We all have areas of weaknesses. Instead of struggling with critical areas where you’ve not yet been successful, you need to admit it. Surrender. Realize you currently don’t have the skills or judgment to be left to your own devices.

This is easy when it comes to things like car repair, complicated taxes, legal issues, and even computer upgrades. You know you’re out of your league and think nothing of hiring a specialist.

The challenge is when you think you should know something, or think you can figure it out. You spin your wheels for hours accomplishing nothing. Why do you do this? Mostly because you don’t want to admit you can’t figure it out. Or you like a challenge.

When I have surrendered and solicited help in areas that came easily to others, I’ve made much greater progress quickly. But most of us don’t look at our results and step back to assess that really we have little skill in this area.

For example, after struggling for years to lose weight and get more exercise, I finally realized that while I knew what to do, I didn’t do it. It wasn’t a lack of information, it was an inability to consistently apply what I knew. I saw that if I were going to master this area of my life, I needed outside input. I hired a well-being coach. I worked with her for 18 months and saw dramatic changes in my habits that in turn affected other areas of my life.

Most call this kind of input coaching or mentoring. I call it adult supervision. What’s the difference?

There’s a lot of overlap. However, adult supervision is a little looser. It’s engaging someone who’s been successful in what you want to advance. You may not talk every week — it may be once a month or longer. They are a wise sounding board.

I’ve utilized adult supervisors for much of my life.

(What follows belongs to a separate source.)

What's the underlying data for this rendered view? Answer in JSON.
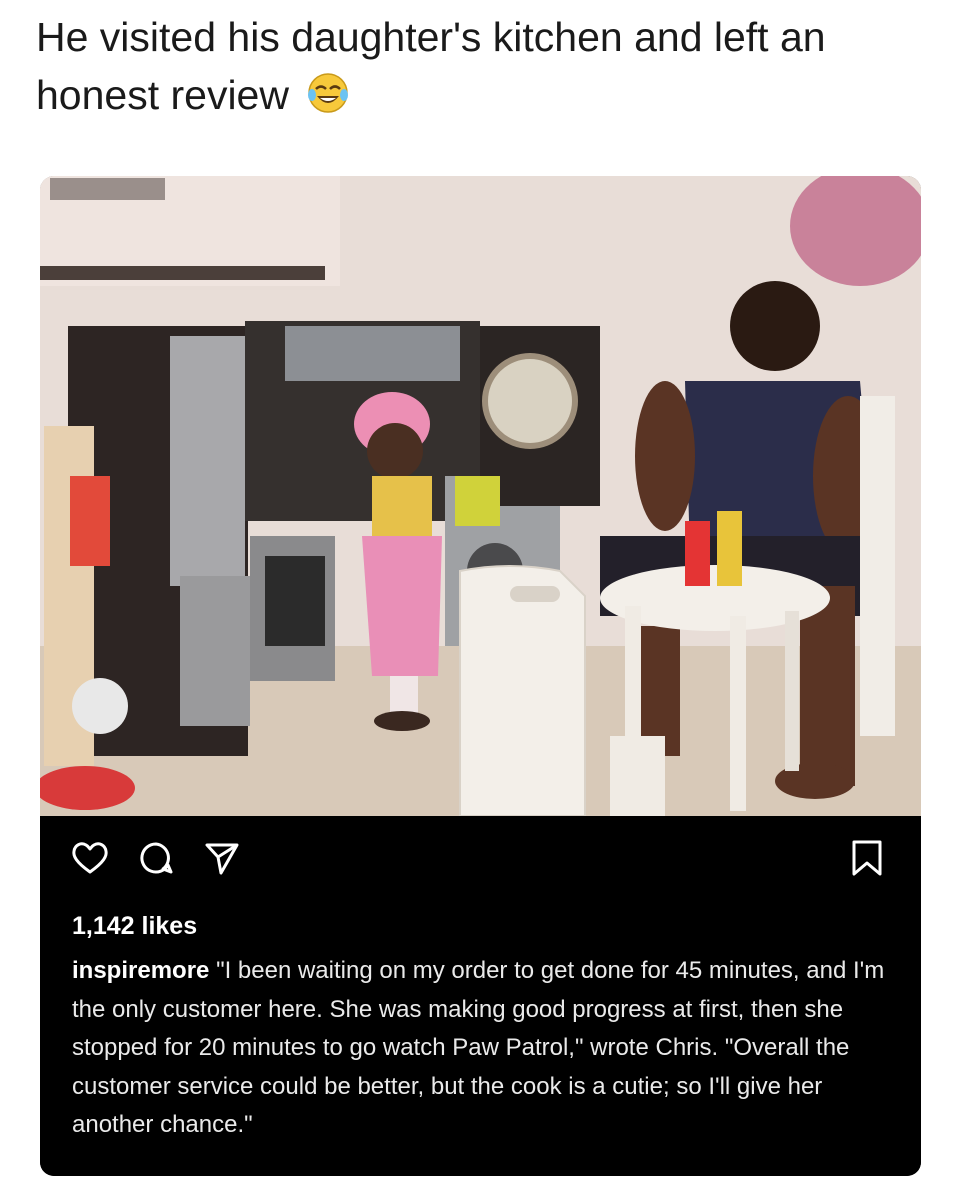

In school, teachers would roam guiding us as we worked on assignments. In auto repair class, the instructor checked as we worked on our cars, helping when needed. After class ended, I felt I still needed guidance, so arranged to tune up my car outside an auto-savvy friend’s house. If I ran into trouble, or wanted him to check my work, he was available just inside the house. It comforted me to know help was only steps away.

A friend recently faced tough times. He confided that he has had to confront his many bad decisions that got him where he’s at. He also admitted that he continues to make bad decisions. He needs some adult supervision to help guide him out of his thinking that keeps him in dire straights.

Since I’ve engaged others to be my adult supervisors, I’ve gained wisdom that would have been more painful left to my own figuring it out. So I’m on the other side — I’m now being asked to be adult supervision for others. They call it coaching, but it is on a irregular basis. They retain me and use my time as they need it. They are fine on many aspects of their businesses, but want a ready sounding board who’s been successful at what they want to accomplish.

Adult supervision is like having a periodic mentor or on-call counsel. You are emboldened to move forward into unfamiliar territory because you know you have guidance to walk you through it. This sage can tutor you through obstacles, push back on your thinking and help you keep aligned with your higher goals.

Have you used counsel like this? If so, how have you worked best with this kind of advisor?